**Exercise**
Work out how many lines of this material hold the word "JSON". Write only that number.

**Exercise data**
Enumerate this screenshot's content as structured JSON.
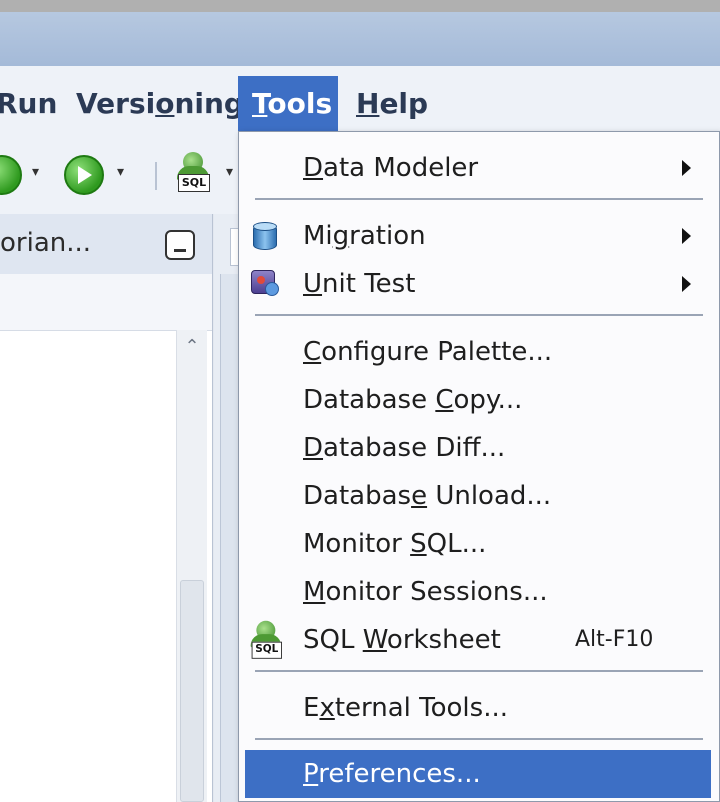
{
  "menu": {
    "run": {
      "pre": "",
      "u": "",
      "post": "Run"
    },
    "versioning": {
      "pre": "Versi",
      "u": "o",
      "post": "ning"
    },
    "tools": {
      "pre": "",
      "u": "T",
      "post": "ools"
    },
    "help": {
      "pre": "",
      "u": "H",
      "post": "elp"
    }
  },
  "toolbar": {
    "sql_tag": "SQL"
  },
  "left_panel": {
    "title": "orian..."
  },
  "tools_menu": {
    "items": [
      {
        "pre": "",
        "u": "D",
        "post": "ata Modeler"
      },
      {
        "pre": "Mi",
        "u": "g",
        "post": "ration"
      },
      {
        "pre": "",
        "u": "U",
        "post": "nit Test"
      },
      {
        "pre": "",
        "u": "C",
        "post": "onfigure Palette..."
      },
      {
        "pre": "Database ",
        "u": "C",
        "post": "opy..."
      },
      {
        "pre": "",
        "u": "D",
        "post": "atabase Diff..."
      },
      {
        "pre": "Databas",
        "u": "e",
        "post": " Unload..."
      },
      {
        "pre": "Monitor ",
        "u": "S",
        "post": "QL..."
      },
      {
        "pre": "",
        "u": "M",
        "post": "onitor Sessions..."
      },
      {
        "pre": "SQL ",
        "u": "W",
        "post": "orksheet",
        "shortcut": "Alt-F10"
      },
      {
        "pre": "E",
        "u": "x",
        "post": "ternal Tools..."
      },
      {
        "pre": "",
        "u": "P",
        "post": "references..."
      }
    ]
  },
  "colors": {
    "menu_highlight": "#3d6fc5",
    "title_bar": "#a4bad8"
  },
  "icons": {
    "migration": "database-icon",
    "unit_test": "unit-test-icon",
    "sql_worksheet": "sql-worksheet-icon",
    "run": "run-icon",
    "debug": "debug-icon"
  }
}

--

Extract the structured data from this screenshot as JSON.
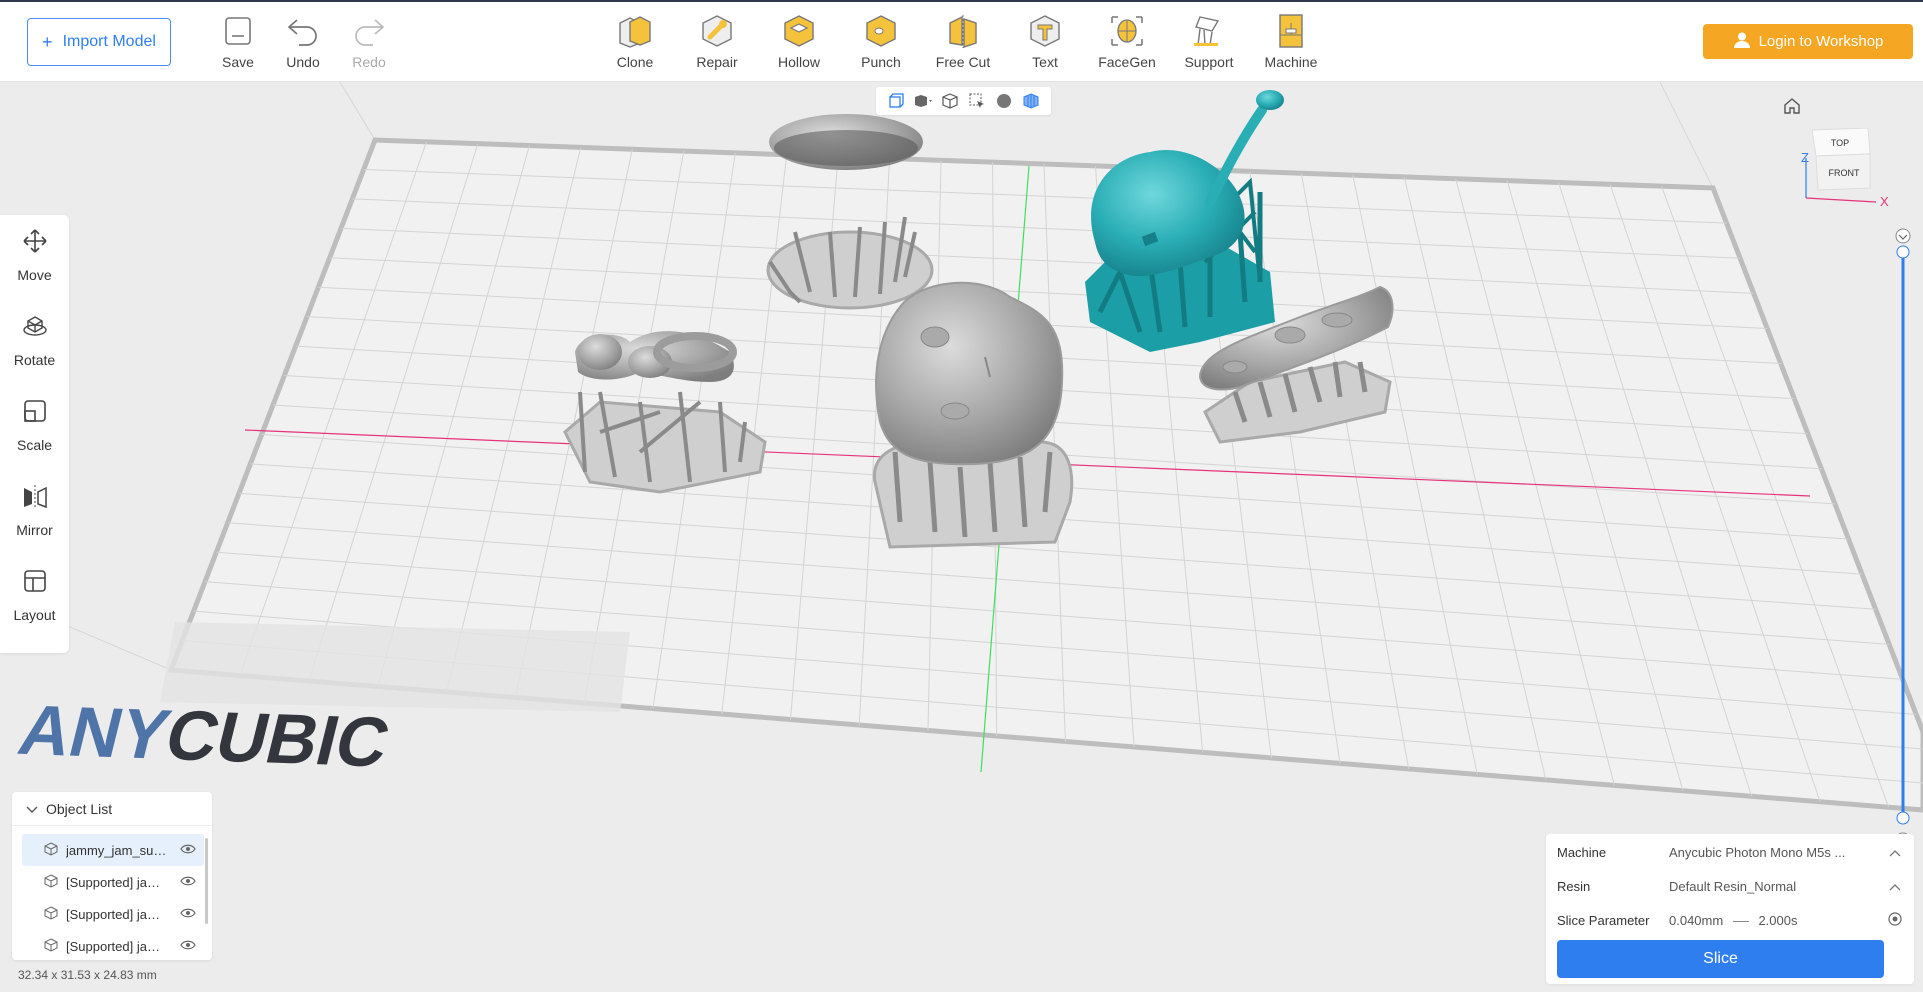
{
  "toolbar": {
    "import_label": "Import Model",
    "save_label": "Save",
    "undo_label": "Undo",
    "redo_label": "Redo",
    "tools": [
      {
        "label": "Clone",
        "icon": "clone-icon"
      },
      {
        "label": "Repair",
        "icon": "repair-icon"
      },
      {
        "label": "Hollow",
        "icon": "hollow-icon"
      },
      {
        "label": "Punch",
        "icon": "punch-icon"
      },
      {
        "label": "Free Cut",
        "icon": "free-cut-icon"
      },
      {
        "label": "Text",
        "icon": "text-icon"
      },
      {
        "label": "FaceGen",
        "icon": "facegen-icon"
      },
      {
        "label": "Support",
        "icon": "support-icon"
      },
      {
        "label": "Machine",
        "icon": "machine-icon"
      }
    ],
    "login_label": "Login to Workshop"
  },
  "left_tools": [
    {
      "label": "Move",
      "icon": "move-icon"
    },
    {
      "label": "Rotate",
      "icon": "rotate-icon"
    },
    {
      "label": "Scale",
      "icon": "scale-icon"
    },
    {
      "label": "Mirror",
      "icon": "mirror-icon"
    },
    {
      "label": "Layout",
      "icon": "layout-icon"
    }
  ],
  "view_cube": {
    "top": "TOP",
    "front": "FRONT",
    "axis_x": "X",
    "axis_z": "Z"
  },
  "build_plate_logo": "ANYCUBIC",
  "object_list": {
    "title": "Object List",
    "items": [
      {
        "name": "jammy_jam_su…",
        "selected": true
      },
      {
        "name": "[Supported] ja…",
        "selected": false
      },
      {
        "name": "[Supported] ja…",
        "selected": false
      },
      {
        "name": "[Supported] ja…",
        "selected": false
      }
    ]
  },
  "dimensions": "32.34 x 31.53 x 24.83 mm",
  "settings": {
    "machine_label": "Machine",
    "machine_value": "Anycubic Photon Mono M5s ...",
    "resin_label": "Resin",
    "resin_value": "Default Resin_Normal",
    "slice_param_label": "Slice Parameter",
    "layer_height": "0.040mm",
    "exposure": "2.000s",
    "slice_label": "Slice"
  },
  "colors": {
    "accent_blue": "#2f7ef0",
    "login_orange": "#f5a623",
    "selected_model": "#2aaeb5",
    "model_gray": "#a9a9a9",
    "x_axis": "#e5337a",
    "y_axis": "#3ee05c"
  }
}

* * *

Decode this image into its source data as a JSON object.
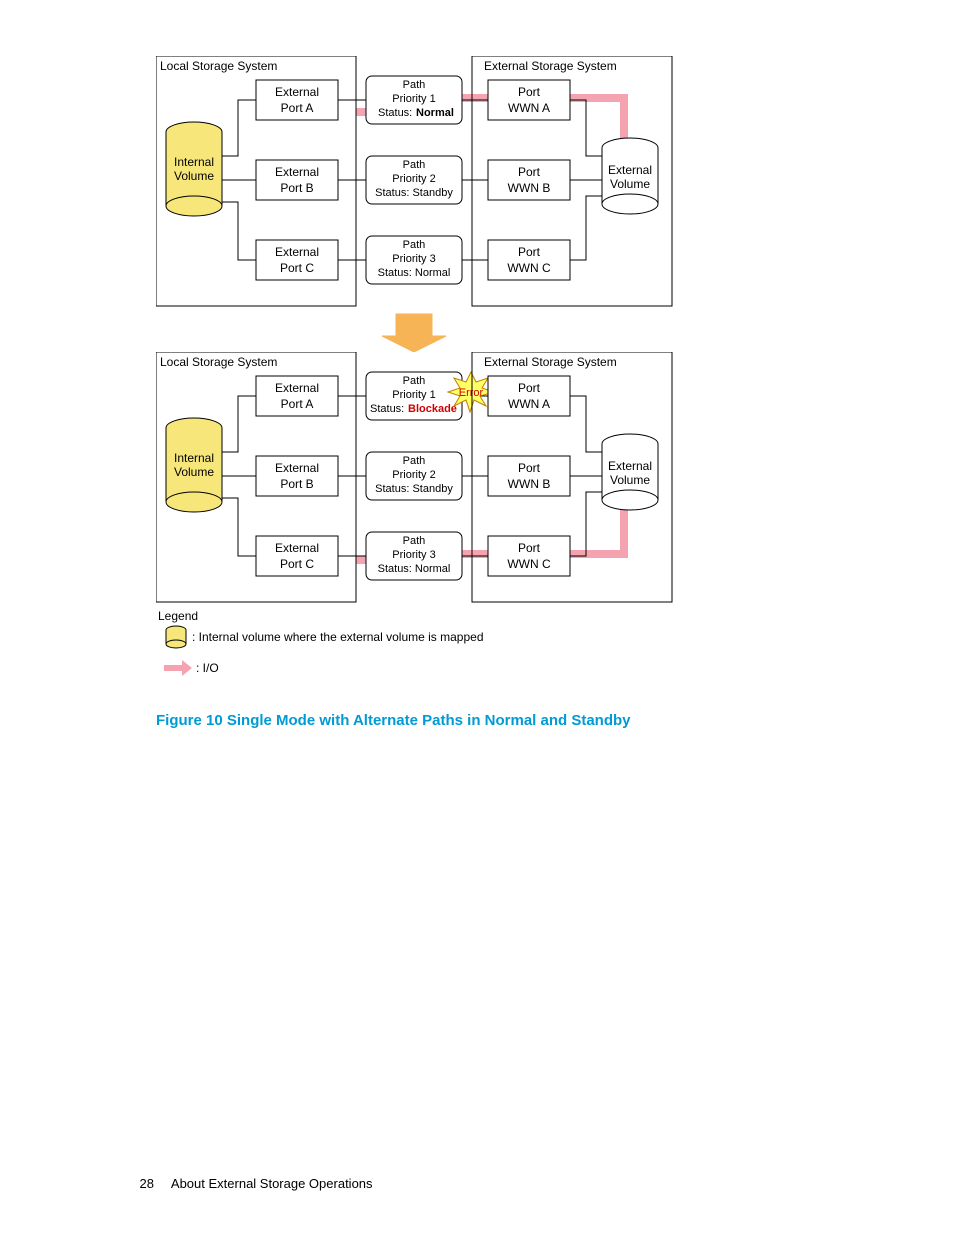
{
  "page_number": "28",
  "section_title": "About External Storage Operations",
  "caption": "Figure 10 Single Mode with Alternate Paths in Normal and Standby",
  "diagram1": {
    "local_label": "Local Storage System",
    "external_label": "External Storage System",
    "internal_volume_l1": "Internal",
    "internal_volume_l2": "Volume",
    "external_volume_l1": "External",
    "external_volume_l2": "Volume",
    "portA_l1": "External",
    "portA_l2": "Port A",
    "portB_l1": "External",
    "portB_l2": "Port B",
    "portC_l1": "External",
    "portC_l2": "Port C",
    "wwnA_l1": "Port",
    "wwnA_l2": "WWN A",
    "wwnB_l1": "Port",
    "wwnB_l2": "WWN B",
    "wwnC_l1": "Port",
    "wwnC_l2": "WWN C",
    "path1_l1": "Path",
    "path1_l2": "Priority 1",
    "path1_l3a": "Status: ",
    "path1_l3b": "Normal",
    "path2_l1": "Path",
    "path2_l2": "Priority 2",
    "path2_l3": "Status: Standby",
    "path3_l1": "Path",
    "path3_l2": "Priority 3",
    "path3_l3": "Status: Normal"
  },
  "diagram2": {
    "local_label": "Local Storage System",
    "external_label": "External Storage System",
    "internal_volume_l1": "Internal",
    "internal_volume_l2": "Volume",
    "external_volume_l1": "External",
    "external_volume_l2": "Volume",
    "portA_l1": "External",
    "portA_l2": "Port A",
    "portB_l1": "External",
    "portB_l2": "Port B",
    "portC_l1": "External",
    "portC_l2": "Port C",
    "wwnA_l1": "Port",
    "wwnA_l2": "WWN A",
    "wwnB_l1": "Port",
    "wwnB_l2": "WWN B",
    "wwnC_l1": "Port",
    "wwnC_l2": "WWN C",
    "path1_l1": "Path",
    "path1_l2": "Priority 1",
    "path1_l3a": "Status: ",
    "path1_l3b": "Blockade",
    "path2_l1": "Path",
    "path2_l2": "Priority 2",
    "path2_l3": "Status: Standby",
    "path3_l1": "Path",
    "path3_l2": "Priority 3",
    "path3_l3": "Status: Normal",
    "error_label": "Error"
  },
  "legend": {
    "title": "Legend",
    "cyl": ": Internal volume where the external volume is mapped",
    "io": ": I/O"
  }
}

**Solved exercise**
3